- Rohit Sharma
- Mar 22, 2019
I’m writing these reflections as I approach the last week of my one-year MBA journey at Ivey. I can certainly say that I have had an incredible experience in the past 13 months and, most importantly, I reflected a lot.
The real learnings for me came from the people in my cohort. When you are constantly surrounded by such an accomplished and intellectual cohort, your thinking changes tremendously. Theoretical concepts come to life when a roomful of smart people can relate them to their personal experiences. In class discussions, it is difficult to raise your hand and share your perspective in front of such an accomplished and diverse peer group. I remember how unbelievably fast my heart was beating the first time I raised my hand to contribute in the class. But that is the real learning embedded in the Ivey MBA journey: you learn to speak your mind and understand your peer’s perspective. The case-based class discussions have helped me transform the way I approach and solve problems.

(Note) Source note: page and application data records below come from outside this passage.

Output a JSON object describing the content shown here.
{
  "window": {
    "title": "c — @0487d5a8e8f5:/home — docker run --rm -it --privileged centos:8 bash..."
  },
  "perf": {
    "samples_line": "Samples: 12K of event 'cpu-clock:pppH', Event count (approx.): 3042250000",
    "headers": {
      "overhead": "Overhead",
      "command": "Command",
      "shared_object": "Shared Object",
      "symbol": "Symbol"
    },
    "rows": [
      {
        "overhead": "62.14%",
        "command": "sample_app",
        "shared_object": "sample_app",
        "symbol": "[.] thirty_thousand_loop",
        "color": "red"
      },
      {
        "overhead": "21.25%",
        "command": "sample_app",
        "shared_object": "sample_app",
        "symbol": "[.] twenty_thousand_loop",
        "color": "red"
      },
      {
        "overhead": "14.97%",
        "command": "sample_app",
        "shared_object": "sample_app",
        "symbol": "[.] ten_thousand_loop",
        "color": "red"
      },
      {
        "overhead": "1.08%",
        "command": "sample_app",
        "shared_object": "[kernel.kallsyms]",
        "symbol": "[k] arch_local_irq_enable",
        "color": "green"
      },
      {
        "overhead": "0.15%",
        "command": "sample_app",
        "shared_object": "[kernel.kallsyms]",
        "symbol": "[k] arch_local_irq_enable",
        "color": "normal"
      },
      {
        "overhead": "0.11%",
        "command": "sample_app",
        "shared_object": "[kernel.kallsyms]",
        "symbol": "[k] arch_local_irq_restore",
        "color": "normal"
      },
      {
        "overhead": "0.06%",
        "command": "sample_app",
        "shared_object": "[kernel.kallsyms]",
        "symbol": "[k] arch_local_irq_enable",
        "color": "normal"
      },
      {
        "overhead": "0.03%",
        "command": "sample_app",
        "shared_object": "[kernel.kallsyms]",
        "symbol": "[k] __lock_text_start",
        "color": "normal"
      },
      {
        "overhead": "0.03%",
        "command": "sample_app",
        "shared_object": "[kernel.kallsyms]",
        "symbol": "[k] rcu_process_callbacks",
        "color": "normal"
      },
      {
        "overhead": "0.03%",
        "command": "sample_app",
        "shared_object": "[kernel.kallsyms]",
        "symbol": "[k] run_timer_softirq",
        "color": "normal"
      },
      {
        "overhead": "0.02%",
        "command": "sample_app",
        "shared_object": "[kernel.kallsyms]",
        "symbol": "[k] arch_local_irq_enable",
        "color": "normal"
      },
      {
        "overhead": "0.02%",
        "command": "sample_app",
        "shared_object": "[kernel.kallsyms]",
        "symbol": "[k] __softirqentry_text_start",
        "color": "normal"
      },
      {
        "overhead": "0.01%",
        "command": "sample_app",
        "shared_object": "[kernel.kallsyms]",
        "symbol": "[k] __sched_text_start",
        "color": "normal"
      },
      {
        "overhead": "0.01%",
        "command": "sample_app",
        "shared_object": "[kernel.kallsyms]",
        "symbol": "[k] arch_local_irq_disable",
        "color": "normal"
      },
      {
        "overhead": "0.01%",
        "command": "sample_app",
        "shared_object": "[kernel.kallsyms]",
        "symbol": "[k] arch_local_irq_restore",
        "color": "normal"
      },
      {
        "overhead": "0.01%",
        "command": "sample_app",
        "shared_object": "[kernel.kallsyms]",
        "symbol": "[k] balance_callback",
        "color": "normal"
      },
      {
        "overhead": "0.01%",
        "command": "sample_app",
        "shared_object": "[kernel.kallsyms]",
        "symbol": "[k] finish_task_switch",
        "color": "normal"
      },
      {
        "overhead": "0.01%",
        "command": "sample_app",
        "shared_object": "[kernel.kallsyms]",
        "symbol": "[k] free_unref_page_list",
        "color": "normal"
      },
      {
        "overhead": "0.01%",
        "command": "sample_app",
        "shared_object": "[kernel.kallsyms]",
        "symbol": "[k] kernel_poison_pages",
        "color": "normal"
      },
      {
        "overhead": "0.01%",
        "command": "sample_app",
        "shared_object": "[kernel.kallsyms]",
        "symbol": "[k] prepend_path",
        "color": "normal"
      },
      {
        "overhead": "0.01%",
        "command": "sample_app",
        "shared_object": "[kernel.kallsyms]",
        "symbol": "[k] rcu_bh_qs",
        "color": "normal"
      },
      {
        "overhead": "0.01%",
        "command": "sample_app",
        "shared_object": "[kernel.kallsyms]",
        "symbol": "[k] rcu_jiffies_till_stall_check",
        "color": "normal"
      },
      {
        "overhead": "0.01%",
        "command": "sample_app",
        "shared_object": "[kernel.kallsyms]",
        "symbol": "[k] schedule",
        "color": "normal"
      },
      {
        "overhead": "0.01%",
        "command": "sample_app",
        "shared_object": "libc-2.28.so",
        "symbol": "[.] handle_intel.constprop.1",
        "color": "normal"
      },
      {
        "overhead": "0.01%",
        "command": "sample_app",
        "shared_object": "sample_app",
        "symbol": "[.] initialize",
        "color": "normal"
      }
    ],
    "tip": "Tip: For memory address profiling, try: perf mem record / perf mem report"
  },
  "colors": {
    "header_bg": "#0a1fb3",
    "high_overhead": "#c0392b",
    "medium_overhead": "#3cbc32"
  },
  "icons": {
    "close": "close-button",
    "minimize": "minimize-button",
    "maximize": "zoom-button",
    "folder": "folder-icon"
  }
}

The structure and extreme workload of a one-year MBA at Ivey — especially when combined with professional and family lives — demands a very focused prioritization approach. The academic, social, and professional activities are so plentiful that it is not feasible to participate in everything. I also had to allocate time to talk to my wife, who was based in India. I was only able to manage all this because I learned to say “no” very early in the program. I planned my day and stuck to the plan no matter what. I was even able to take some time out to volunteer at the local animal shelter every week.
In the Ivey MBA, the core study period helps to build a foundation in strategy, marketing, finance, and other business fundamentals. But outside of that core curriculum, there’s a huge variability in one’s learning because of varied elective courses, one-on-one faculty interactions, peer group learning, and each student’s own motivation. This makes it almost impossible to talk meaningfully about the MBA experience in generic terms. However, I can share two of the biggest transformations Ivey has brought about in me.
- Ivey helped me to reflect on my Leadership style
I was an entrepreneur and was very opinionated when I joined the MBA. Several times during the team projects I felt that had I worked alone, I would have been much faster. Yet often at the end of the project, I realized that specific inputs provided by others, which I didn’t even think about, led to much better results. Post-MBA, I will seek out diverse opinions and will always be open to various ways of approaching a problem. Now, I sincerely believe that being humble and open to ideas as a leader is the best leadership style one can have.
- Ivey taught me to present my true self — “You do You”
Prior to Ivey, I used to hide my weaknesses and present only my stronger side not only to acquaintances but also to my close friends. There were moments in the program when I exposed my vulnerabilities to my friends at Ivey and vice versa. This was a transformational experience for me as I felt more connected and forged stronger relationships with them. One such moment was when a few of my close friends helped me navigate a personal relationship battle I faced last year. Post MBA, I will not be afraid to show my emotions and who I am. I will be known for who I truly am as a person. Even though I may not be liked by everyone, I will have stronger relationships with the people who will truly matter to me.
I write these reflections not knowing what the medium or long-term impact of the MBA will be. But I know that the Ivey MBA has given me specific skills, expanded my network, and changed my approach to work and life. I feel grateful to my family, and to so many people who have filled me with constant affection and support. I have learned how to be truly happy. Happiness is a choice that only depends on you, and it is certainly not defined by what happens in life — instead it is defined by how we react to what happens in our lives.
Volunteering at London Humane Society.